It gets worse in Spain. In the run-up to the current crisis, banks sold retail customers 22 billion euros of high-yielding preferred shares. Bank losses deepened, the securities plunged in value and the retail customers saw their savings diminished, and in some cases, locked in an illiquid product. Now, angry Spaniards are finding an Read More
More than 50,000 Greeks marched on the nation’s parliament to protest austerity measures required by bailout agreements, according to Reuters: ”‘We can’t just sit by idly and do nothing while the troika and the government destroy our lives,’ said Dimitra Kontouli, a 49-year-old local government employee whose salary was cut to 1,100 euros a month from 1,600 euros previously.”
Spain is moving towards accepting European bailouts, even as protests in Madrid turned violent and politicians in the Catalonia region called for secession.
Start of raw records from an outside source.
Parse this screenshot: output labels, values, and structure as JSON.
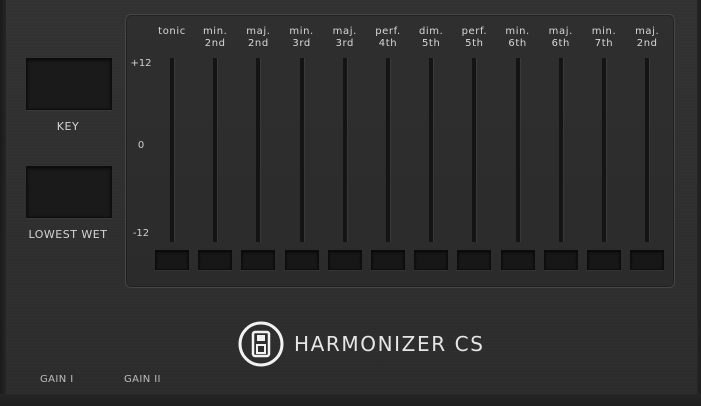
{
  "plugin": {
    "title": "HARMONIZER CS",
    "logo_icon": "disk-icon"
  },
  "left_panel": {
    "key_label": "KEY",
    "lowest_wet_label": "LOWEST WET"
  },
  "scale": {
    "top": "+12",
    "middle": "0",
    "bottom": "-12"
  },
  "intervals": [
    {
      "label": "tonic"
    },
    {
      "label": "min.\n2nd"
    },
    {
      "label": "maj.\n2nd"
    },
    {
      "label": "min.\n3rd"
    },
    {
      "label": "maj.\n3rd"
    },
    {
      "label": "perf.\n4th"
    },
    {
      "label": "dim.\n5th"
    },
    {
      "label": "perf.\n5th"
    },
    {
      "label": "min.\n6th"
    },
    {
      "label": "maj.\n6th"
    },
    {
      "label": "min.\n7th"
    },
    {
      "label": "maj.\n2nd"
    }
  ],
  "footer": {
    "gain_1": "GAIN I",
    "gain_2": "GAIN II"
  },
  "colors": {
    "background": "#2e2e2e",
    "panel_border": "#464646",
    "track": "#141414",
    "text": "#d4d4d4"
  }
}
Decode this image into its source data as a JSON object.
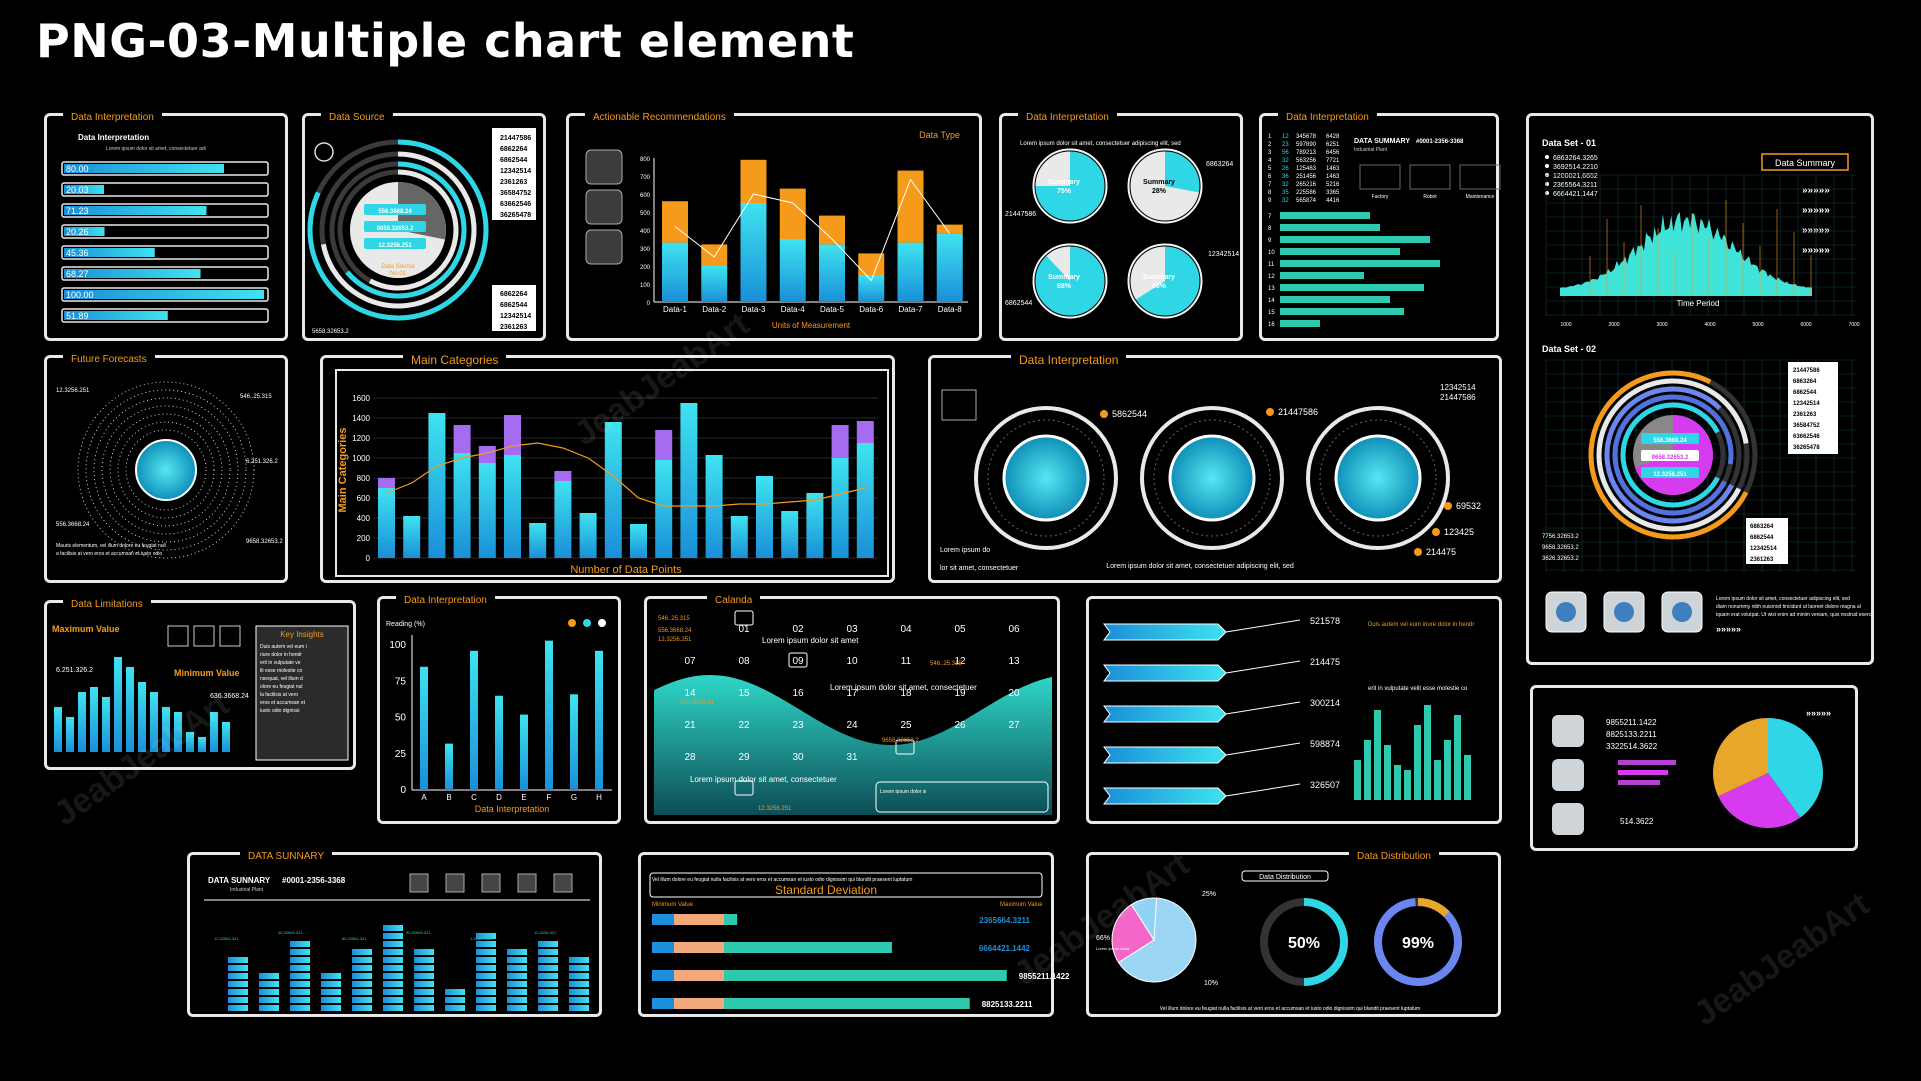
{
  "page": {
    "title": "PNG-03-Multiple chart element",
    "watermark": "JeabJeabArt"
  },
  "colors": {
    "cyan": "#2fd7e6",
    "blue": "#1e8fdc",
    "orange": "#f59a1b",
    "purple": "#a56cf2",
    "magenta": "#d63bef",
    "teal": "#2fc9b0",
    "white": "#e9e9e9"
  },
  "panels": {
    "p1": {
      "header": "Data Interpretation",
      "title": "Data Interpretation",
      "text": "Lorem ipsum dolor sit amet, consectetuer adipiscing elit, sed diam nonummy nibh euismod"
    },
    "p2": {
      "header": "Data Source",
      "center_title": "Data Source",
      "center_sub": "No.01",
      "bottom_value": "5658.32653.2"
    },
    "p3": {
      "header": "Actionable Recommendations",
      "legend": "Data Type"
    },
    "p4": {
      "header": "Data Interpretation",
      "text": "Lorem ipsum dolor sit amet, consectetuer adipiscing elit, sed"
    },
    "p5": {
      "header": "Data Interpretation",
      "summary_title": "DATA SUMMARY",
      "summary_sub": "Industrial Plant",
      "summary_id": "#0001-2356-3368",
      "icons": [
        "Factory",
        "Robot",
        "Maintenance"
      ]
    },
    "p6": {
      "set1_title": "Data Set - 01",
      "set1_summary": "Data Summary",
      "set1_xlabel": "Time Period",
      "set1_arrows": "»»»»»",
      "set2_title": "Data Set - 02",
      "set2_text": "Lorem ipsum dolor sit amet, consectetuer adipiscing elit, sed diam nonummy nibh euismod tincidunt ut laoreet dolore magna aliquam erat volutpat. Ut wisi enim ad minim veniam, quis nostrud exerci",
      "arrows": "»»»»»"
    },
    "p7": {
      "header": "Future Forecasts",
      "text": "Mauris elementum, vel illum dolore eu feugiat nulla facilisis at vero eros et accumsan et iusto odio"
    },
    "p8": {
      "header": "Main Categories"
    },
    "p9": {
      "header": "Data Interpretation",
      "bottom_left": "Lorem ipsum dolor sit amet, consectetuer",
      "bottom_center": "Lorem ipsum dolor sit amet, consectetuer adipiscing elit, sed"
    },
    "p10": {
      "header": "Data Limitations",
      "max_label": "Maximum Value",
      "min_label": "Minimum Value",
      "key_title": "Key Insights",
      "key_text": "Duis autem vel eum iriure dolor in hendrerit in vulputate velit esse molestie consequat, vel illum dolore eu feugiat nulla facilisis at vero eros et accumsan et iusto odio dignissim qui blandit praesent luptatum zzril delenit augue duis dolore te feugait nulla facilisi."
    },
    "p11": {
      "header": "Data Interpretation"
    },
    "p12": {
      "header": "Calanda",
      "note1": "Lorem ipsum dolor sit amet, consectetuer",
      "note2": "Lorem ipsum dolor sit amet, consectetuer",
      "note3": "Lorem ipsum dolor sit amet, consectetuer",
      "note4": "Lorem ipsum dolor sit amet, consectetuer"
    },
    "p13": {
      "text": "Duis autem vel eum iriure dolor in hendrerit in vulputate velit esse molestie consequat, vel illum dolore eu feugiat nulla facilisis at vero eros et accumsan et iusto odio dignissim qui blandit praesent luptatum zzril delenit augue duis dolore te feugait nulla facilisi."
    },
    "p14": {
      "arrows": "»»»»»"
    },
    "p15": {
      "header": "DATA SUNNARY",
      "title": "DATA SUNNARY",
      "sub": "Industrial Plant",
      "id": "#0001-2356-3368"
    },
    "p16": {
      "top_text": "Vel illum dolore eu feugiat nulla facilisis at vero eros et accumsan et iusto odio dignissim qui blandit praesent luptatum",
      "title": "Standard Deviation",
      "min_label": "Minimum Value",
      "max_label": "Maximum Value"
    },
    "p17": {
      "header": "Data Distribution",
      "sub_header": "Data Distribution",
      "bottom_text": "Vel illum dolore eu feugiat nulla facilisis at vero eros et accumsan et iusto odio dignissim qui blandit praesent luptatum",
      "legend_text": "Lorem ipsum dolor sit amet consectetuer"
    }
  },
  "chart_data": [
    {
      "id": "hbars",
      "type": "bar",
      "orientation": "horizontal",
      "categories": [
        "80.00",
        "20.03",
        "71.23",
        "20.26",
        "45.36",
        "68.27",
        "100.00",
        "51.89"
      ],
      "values": [
        80,
        20.03,
        71.23,
        20.26,
        45.36,
        68.27,
        100,
        51.89
      ],
      "xlim": [
        0,
        100
      ]
    },
    {
      "id": "donut_source",
      "type": "pie",
      "rings": [
        0.82,
        0.72,
        0.64,
        0.58
      ],
      "center_values": [
        "556.3668.24",
        "9658.32653.2",
        "12.3256.251"
      ],
      "labels_right_top": [
        "21447586",
        "6862264",
        "6862544",
        "12342514",
        "2361263",
        "36584752",
        "63662546",
        "36265478"
      ],
      "labels_right_bottom": [
        "6862264",
        "6862544",
        "12342514",
        "2361263"
      ]
    },
    {
      "id": "stacked_types",
      "type": "bar",
      "categories": [
        "Data-1",
        "Data-2",
        "Data-3",
        "Data-4",
        "Data-5",
        "Data-6",
        "Data-7",
        "Data-8"
      ],
      "series": [
        {
          "name": "base",
          "values": [
            330,
            200,
            550,
            350,
            320,
            150,
            330,
            380
          ]
        },
        {
          "name": "top",
          "values": [
            230,
            120,
            240,
            280,
            160,
            120,
            400,
            50
          ]
        }
      ],
      "line": [
        420,
        250,
        600,
        550,
        350,
        120,
        680,
        380
      ],
      "ylim": [
        0,
        800
      ],
      "xlabel": "Units of Measurement",
      "legend": "Data Type"
    },
    {
      "id": "pies_summary",
      "type": "pie",
      "slices": [
        {
          "label": "Summary",
          "value": 75,
          "display": "75%"
        },
        {
          "label": "Summary",
          "value": 28,
          "display": "28%"
        },
        {
          "label": "Summary",
          "value": 88,
          "display": "88%"
        },
        {
          "label": "Summary",
          "value": 66,
          "display": "66%"
        }
      ],
      "tags": [
        "6863264",
        "21447586",
        "12342514",
        "6862544"
      ]
    },
    {
      "id": "summary_table",
      "type": "table",
      "rows": [
        [
          "1",
          "12",
          "345678",
          "6428"
        ],
        [
          "2",
          "23",
          "597890",
          "6251"
        ],
        [
          "3",
          "56",
          "789213",
          "6456"
        ],
        [
          "4",
          "32",
          "563256",
          "7721"
        ],
        [
          "5",
          "26",
          "125463",
          "1463"
        ],
        [
          "6",
          "36",
          "251456",
          "1463"
        ],
        [
          "7",
          "32",
          "265216",
          "5216"
        ],
        [
          "8",
          "35",
          "225586",
          "3365"
        ],
        [
          "9",
          "32",
          "565874",
          "4416"
        ]
      ],
      "bars": [
        0.45,
        0.5,
        0.75,
        0.6,
        0.8,
        0.42,
        0.72,
        0.55,
        0.62,
        0.2
      ],
      "bar_rows": [
        "7",
        "8",
        "9",
        "10",
        "11",
        "12",
        "13",
        "14",
        "15",
        "16"
      ]
    },
    {
      "id": "timeseries",
      "type": "area",
      "x_ticks": [
        "1000",
        "2000",
        "3000",
        "4000",
        "5000",
        "6000",
        "7000"
      ],
      "xlabel": "Time Period",
      "list": [
        "6863264.3265",
        "3692514.2210",
        "1200021.6652",
        "2365564.3211",
        "6664421.1447"
      ]
    },
    {
      "id": "donut_set2",
      "type": "pie",
      "center_values": [
        "556.3668.24",
        "9658.32653.2",
        "12.3256.251"
      ],
      "labels_right": [
        "21447586",
        "6863264",
        "6862544",
        "12342514",
        "2361263",
        "36584752",
        "63662546",
        "36265478"
      ],
      "labels_bottom": [
        "6863264",
        "6862544",
        "12342514",
        "2361263"
      ],
      "left_values": [
        "7756.32653.2",
        "9658.32653.2",
        "3626.32653.2"
      ]
    },
    {
      "id": "forecast",
      "type": "scatter",
      "labels": [
        "12.3256.251",
        "546..25.315",
        "6.251.326.2",
        "556.3668.24",
        "9658.32653.2"
      ]
    },
    {
      "id": "main_categories",
      "type": "bar",
      "categories": [
        "1",
        "2",
        "3",
        "4",
        "5",
        "6",
        "7",
        "8",
        "9",
        "10",
        "11",
        "12",
        "13",
        "14",
        "15",
        "16",
        "17",
        "18",
        "19",
        "20"
      ],
      "series": [
        {
          "name": "base",
          "values": [
            700,
            420,
            1450,
            1050,
            950,
            1030,
            350,
            770,
            450,
            1360,
            340,
            980,
            1550,
            1030,
            420,
            820,
            470,
            650,
            1000,
            1150
          ]
        },
        {
          "name": "top",
          "values": [
            100,
            0,
            0,
            280,
            170,
            400,
            0,
            100,
            0,
            0,
            0,
            300,
            0,
            0,
            0,
            0,
            0,
            0,
            330,
            220
          ]
        }
      ],
      "line": [
        650,
        750,
        920,
        1000,
        1050,
        1120,
        1150,
        1100,
        1000,
        820,
        600,
        520,
        520,
        520,
        540,
        540,
        560,
        580,
        640,
        700
      ],
      "ylim": [
        0,
        1600
      ],
      "y_ticks": [
        0,
        200,
        400,
        600,
        800,
        1000,
        1200,
        1400,
        1600
      ],
      "xlabel": "Number of Data Points",
      "ylabel": "Main Categories"
    },
    {
      "id": "rings",
      "type": "pie",
      "labels": [
        "5862544",
        "21447586",
        "12342514",
        "21447586",
        "69532",
        "123425",
        "214475"
      ]
    },
    {
      "id": "limitations",
      "type": "bar",
      "values": [
        45,
        35,
        60,
        65,
        55,
        95,
        85,
        70,
        60,
        45,
        40,
        20,
        15,
        40,
        30
      ],
      "labels": [
        "6.251.326.2",
        "636.3668.24"
      ]
    },
    {
      "id": "reading",
      "type": "bar",
      "categories": [
        "A",
        "B",
        "C",
        "D",
        "E",
        "F",
        "G",
        "H"
      ],
      "values": [
        85,
        32,
        96,
        65,
        52,
        103,
        66,
        96
      ],
      "ylim": [
        0,
        100
      ],
      "y_ticks": [
        0,
        25,
        50,
        75,
        100
      ],
      "ylabel": "Reading (%)",
      "xlabel": "Data Interpretation"
    },
    {
      "id": "calendar",
      "type": "area",
      "days": [
        "01",
        "02",
        "03",
        "04",
        "05",
        "06",
        "07",
        "08",
        "09",
        "10",
        "11",
        "12",
        "13",
        "14",
        "15",
        "16",
        "17",
        "18",
        "19",
        "20",
        "21",
        "22",
        "23",
        "24",
        "25",
        "26",
        "27",
        "28",
        "29",
        "30",
        "31"
      ],
      "labels": [
        "546..25.315",
        "556.3668.24",
        "12.3256.251",
        "546..25.315",
        "556.3668.24",
        "9658.32653.2",
        "12.3256.251"
      ]
    },
    {
      "id": "arrow_bars",
      "type": "bar",
      "orientation": "horizontal",
      "values": [
        521578,
        214475,
        300214,
        598874,
        326507
      ],
      "display": [
        "521578",
        "214475",
        "300214",
        "598874",
        "326507"
      ],
      "mini": [
        40,
        60,
        90,
        55,
        35,
        30,
        75,
        95,
        40,
        60,
        85,
        45
      ]
    },
    {
      "id": "pie_panel",
      "type": "pie",
      "values": [
        40,
        28,
        32
      ],
      "labels": [
        "9855211.1422",
        "8825133.2211",
        "3322514.3622",
        "514.3622"
      ]
    },
    {
      "id": "equalizer",
      "type": "bar",
      "values": [
        7,
        5,
        9,
        5,
        8,
        11,
        8,
        3,
        10,
        8,
        9,
        7
      ],
      "labels": [
        "12.32564.321",
        "36.32564.321",
        "65.32564.321",
        "99.32564.321",
        "1.2563.6625",
        "12.3256.521"
      ]
    },
    {
      "id": "std_dev",
      "type": "bar",
      "orientation": "horizontal",
      "values": [
        2365664.3211,
        6664421.1442,
        9855211.1422,
        8825133.2211
      ],
      "display": [
        "2365664.3211",
        "6664421.1442",
        "9855211.1422",
        "8825133.2211"
      ]
    },
    {
      "id": "distribution",
      "type": "pie",
      "slices": [
        {
          "value": 66,
          "display": "66%"
        },
        {
          "value": 25,
          "display": "25%"
        },
        {
          "value": 10,
          "display": "10%"
        }
      ],
      "gauges": [
        {
          "value": 50,
          "display": "50%"
        },
        {
          "value": 99,
          "display": "99%"
        }
      ]
    }
  ]
}
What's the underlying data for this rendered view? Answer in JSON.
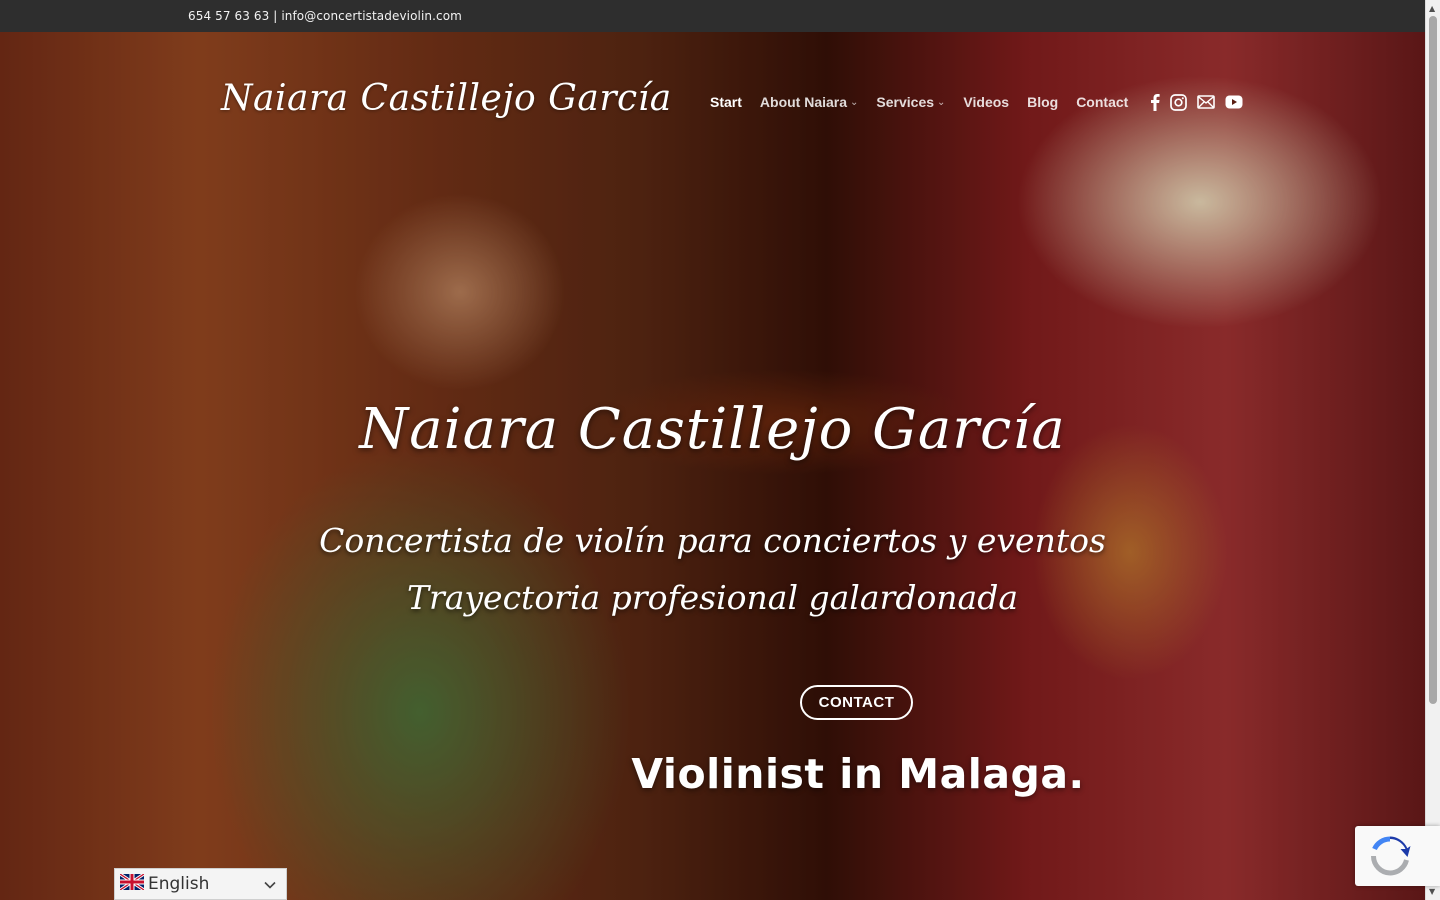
{
  "topbar": {
    "contact_line": "654 57 63 63 | info@concertistadeviolin.com"
  },
  "header": {
    "logo": "Naiara Castillejo García",
    "nav": [
      {
        "label": "Start",
        "active": true,
        "has_dropdown": false
      },
      {
        "label": "About Naiara",
        "active": false,
        "has_dropdown": true
      },
      {
        "label": "Services",
        "active": false,
        "has_dropdown": true
      },
      {
        "label": "Videos",
        "active": false,
        "has_dropdown": false
      },
      {
        "label": "Blog",
        "active": false,
        "has_dropdown": false
      },
      {
        "label": "Contact",
        "active": false,
        "has_dropdown": false
      }
    ],
    "social_icons": [
      "facebook-icon",
      "instagram-icon",
      "email-icon",
      "youtube-icon"
    ]
  },
  "hero": {
    "title": "Naiara Castillejo García",
    "subtitle_line1": "Concertista de violín para conciertos y eventos",
    "subtitle_line2": "Trayectoria profesional galardonada",
    "button_label": "CONTACT",
    "tagline": "Violinist in Malaga."
  },
  "language_selector": {
    "selected": "English",
    "flag": "uk-flag-icon"
  },
  "colors": {
    "topbar_bg": "#2e2e2e",
    "text": "#ffffff",
    "hero_dark": "#3a1208"
  }
}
“It’s just amazing how Libor fixing can make you that much money or lose if opposite.” So said Tan Chi Min, a former Royal Bank of Scotland trader in a conversation with traders at other banks, in an affidavit reviewed by Bloomberg. “It’s a cartel now in London.” Tan is suing RBS in Singapore for wrongful dismissal after being fired for attempting to manipulate Libor.
Lawsuits against financial institutions under investigation for manipulating interbank lending rates such as Libor continue to pile up, according to The Wall Street Journal. Plaintiffs holding bonds that pay some amount above the Libor rate have the best chances at legal victory, The Journal says. The legal liability facing banks may total as much as $176 Read More
Nasdaq may be planning to sweeten its compensation offer to entities that suffered losses due to technical problems at the exchange on the day of Facebook’s initial public offering, The New York Post reports, which would fit the pattern: Nasdaq makes an offer, the market makers—Citigroup, UBS, Citadel and Knight—talk tough, Nasdaq ups the Read More
Why he did it: PFGBest Founder Russell R. Wasendorf, who was arrested last week on allegations that his futures brokerage was missing more than $200 million in client segregated funds, wrote that he misappropriated funds to meet increasingly stringent regulatory requirements, according to The Wall Street Journal. (Sort of like the Stuyvesant High Seniors Read More
Conflict of interest? Royal Bank of Scotland is fighting a Canadian inquiry into the bank’s role in manipulating interbank lending, arguing that British law prevents the bank from turning over documents pertaining to the investigation. If RBS’ resistance is surprising, it’s because the bank has been majority-owned by the British government since the 2008 Read More
And so the Grexit continues to be nigh: George Soros may handicap Greece’s June 17 election in favor of the pro-bailout parties deemed more likely to keep the nation in Europe’s monetary union, but better-safe-than-sorry still applies. If you’re a Greek saver, that may mean stashing some euros under your mattress. If you’re Read More
It’s bad enough to have U.S. attorneys poking around your anti-money laundering unit, worse still when those pesky reporters get hold of the documents. That’s the spot HSBC finds itself in this morning, after Reuters put out a massive story on the state of affairs at the British lender’s U.S. bank.
The short-story: Reuters got hold of a draft letter from U.S. attorney William J. Ihlenfeld II to justice department officials alleging HSBC had created an anti-money laundering operation that was a “systemically flawed sham paper-product designed solely to make it appear that the Bank has complied.”
Irving Picard, the trustee in charge of securing money stolen by Ponzi schemer Bernie Madoff, is accusing HSBC of continuing to deal with Madoff feeder funds despite the London bank’s significant suspicions about the fund. It is on those grounds that Mr. Picard is suing HSBC for $9 billion.
As was the case with Read More